10 ways to exercise fine motor skills
As our loved one’s age, you’ll start to notice that their fine motor skills may start to decline. It may be that they have trouble fastening the buttons on their coat, or that their handwriting isn’t as clear as it used to be.

Loss in fine motor skills can be caused by many things, such as if your loved one has Parkinson’s or is recovering from a stroke, but it can also be caused by the neurons in the brain not sending messages to parts of the body effectively.

When an older person’s fine motor skills start to decline, it can have a drastic impact on their daily life; it can be the difference to someone leading a completely independent life, to needing constant help with daily tasks.

With a focus on hand-eye-coordination, exercising a person’s fine motor skills on a regular basis will help strengthen the communication from the brain to the different parts of the body, ensuring your loved one can lead an independent life for as long as possible.

Our activities coordinators are on hand to put together a varied calendar of activities for our residents, giving them the chance to keep exercising their fine motor skills when they join us, from gardening clubs to art classes.

We’ve put together a list of 10 simple ways to help your loved one exercise their fine motor skills without causing too much disruption on their lives, many of the points are often practiced in a person’s daily routine, for example fastening buttons while getting dressed and opening doors to go into a different room.

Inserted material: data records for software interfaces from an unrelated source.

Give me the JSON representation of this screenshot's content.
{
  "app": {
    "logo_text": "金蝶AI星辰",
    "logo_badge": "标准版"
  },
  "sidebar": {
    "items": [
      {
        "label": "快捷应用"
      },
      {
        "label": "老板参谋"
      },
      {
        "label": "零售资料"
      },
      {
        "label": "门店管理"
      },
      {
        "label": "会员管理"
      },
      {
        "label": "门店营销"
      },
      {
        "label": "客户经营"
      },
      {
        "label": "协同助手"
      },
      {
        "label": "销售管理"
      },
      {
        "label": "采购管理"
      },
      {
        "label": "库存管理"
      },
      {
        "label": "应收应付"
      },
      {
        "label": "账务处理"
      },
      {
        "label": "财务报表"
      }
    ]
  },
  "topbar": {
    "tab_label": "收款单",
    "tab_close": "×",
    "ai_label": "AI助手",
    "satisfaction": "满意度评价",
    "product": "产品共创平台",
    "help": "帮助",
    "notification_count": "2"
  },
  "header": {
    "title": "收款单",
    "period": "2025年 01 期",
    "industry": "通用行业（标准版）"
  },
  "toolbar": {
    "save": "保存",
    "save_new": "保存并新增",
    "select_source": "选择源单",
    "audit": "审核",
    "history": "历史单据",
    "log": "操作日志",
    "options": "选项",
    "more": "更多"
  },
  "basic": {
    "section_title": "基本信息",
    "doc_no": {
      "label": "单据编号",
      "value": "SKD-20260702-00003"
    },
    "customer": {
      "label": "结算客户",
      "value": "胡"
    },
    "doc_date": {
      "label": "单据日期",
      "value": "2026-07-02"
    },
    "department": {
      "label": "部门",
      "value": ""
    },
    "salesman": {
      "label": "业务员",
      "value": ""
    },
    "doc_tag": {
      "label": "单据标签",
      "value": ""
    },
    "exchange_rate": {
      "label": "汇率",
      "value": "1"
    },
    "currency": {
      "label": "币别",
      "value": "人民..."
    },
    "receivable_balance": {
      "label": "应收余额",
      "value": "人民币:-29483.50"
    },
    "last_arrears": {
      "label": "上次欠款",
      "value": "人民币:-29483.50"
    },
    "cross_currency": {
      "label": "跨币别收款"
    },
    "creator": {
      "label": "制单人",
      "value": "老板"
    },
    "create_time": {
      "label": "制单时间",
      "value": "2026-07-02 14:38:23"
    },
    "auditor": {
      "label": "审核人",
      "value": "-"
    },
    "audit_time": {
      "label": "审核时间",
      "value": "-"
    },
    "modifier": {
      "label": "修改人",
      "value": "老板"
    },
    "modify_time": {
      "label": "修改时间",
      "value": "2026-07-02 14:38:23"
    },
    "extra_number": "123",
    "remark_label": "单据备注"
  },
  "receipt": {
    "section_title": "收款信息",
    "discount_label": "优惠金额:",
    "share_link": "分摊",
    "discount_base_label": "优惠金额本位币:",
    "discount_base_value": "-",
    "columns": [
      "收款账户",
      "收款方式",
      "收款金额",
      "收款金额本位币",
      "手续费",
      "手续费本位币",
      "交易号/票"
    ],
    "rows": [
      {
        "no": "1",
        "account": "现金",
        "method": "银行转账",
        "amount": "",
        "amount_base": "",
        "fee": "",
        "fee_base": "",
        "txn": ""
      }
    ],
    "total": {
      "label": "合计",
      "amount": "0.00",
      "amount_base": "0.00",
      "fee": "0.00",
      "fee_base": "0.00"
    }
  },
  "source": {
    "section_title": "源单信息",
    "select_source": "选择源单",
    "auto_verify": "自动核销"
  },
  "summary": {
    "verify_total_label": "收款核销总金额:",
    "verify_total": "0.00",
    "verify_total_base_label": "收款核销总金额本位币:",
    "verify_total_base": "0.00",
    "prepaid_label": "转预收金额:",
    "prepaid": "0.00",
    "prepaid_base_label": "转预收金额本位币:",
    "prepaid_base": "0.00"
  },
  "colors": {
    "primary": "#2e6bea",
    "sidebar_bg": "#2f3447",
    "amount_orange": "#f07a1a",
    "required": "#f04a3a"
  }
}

1. Planting seeds and gardening
2. Knitting
3. Pulling open doors and cupboards 
4. Turning door handles and taps
5. Putting pegs on and off a washing line
6. Buttoning and unbuttoning clothes
7. Crafting with pipe cleaners, small buttons etc
8. Opening and closing a padlock with keys
9. Puzzles and precision games
10. Using a rubber band to stretch fingers